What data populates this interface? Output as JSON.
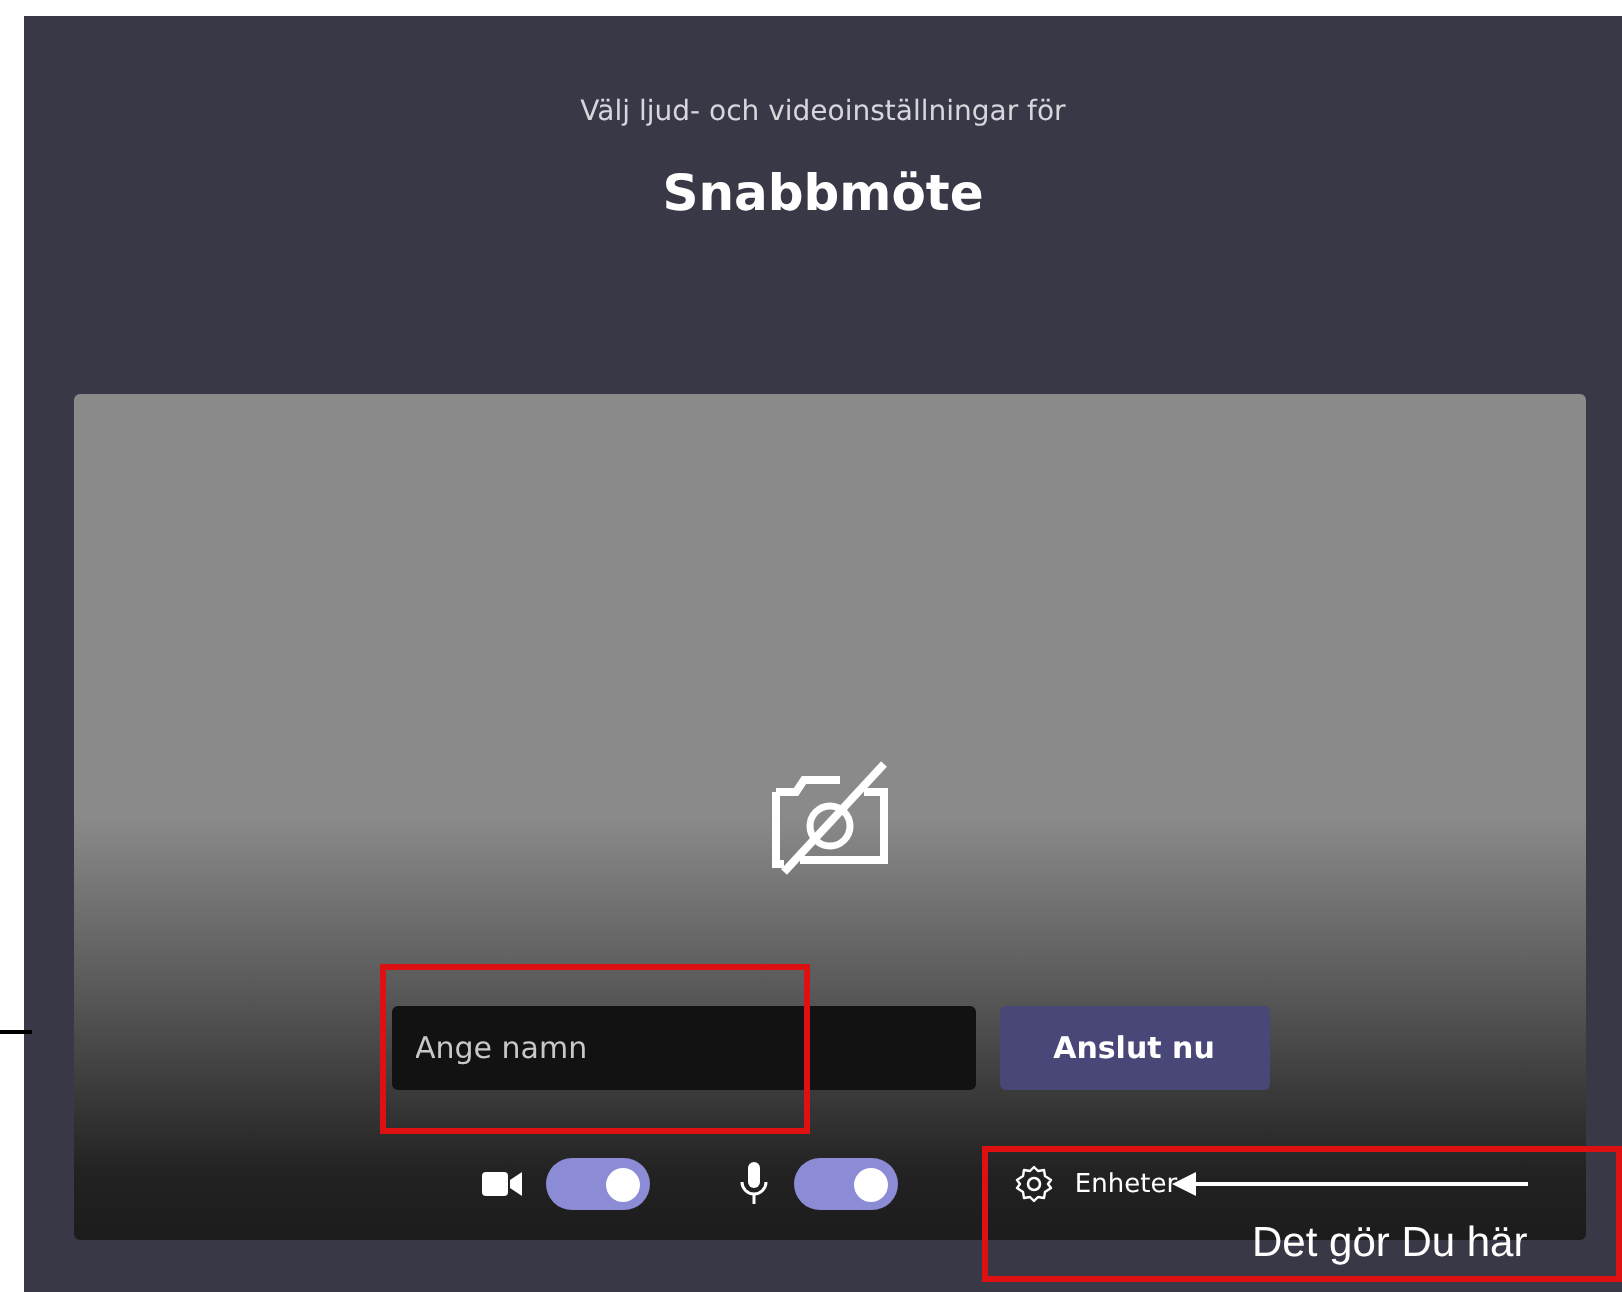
{
  "header": {
    "subtitle": "Välj ljud- och videoinställningar för",
    "title": "Snabbmöte"
  },
  "name_field": {
    "placeholder": "Ange namn"
  },
  "join_button": {
    "label": "Anslut nu"
  },
  "toggles": [
    {
      "kind": "camera",
      "on": true
    },
    {
      "kind": "mic",
      "on": true
    }
  ],
  "devices_button": {
    "label": "Enheter"
  },
  "annotation": {
    "label": "Det gör Du här"
  }
}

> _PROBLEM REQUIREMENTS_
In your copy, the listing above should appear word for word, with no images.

> _ANSWER SECTION_
What data populates this interface? Output as JSON.
{
  "header": {
    "subtitle": "Välj ljud- och videoinställningar för",
    "title": "Snabbmöte"
  },
  "name_field": {
    "placeholder": "Ange namn"
  },
  "join_button": {
    "label": "Anslut nu"
  },
  "toggles": [
    {
      "kind": "camera",
      "on": true
    },
    {
      "kind": "mic",
      "on": true
    }
  ],
  "devices_button": {
    "label": "Enheter"
  },
  "annotation": {
    "label": "Det gör Du här"
  }
}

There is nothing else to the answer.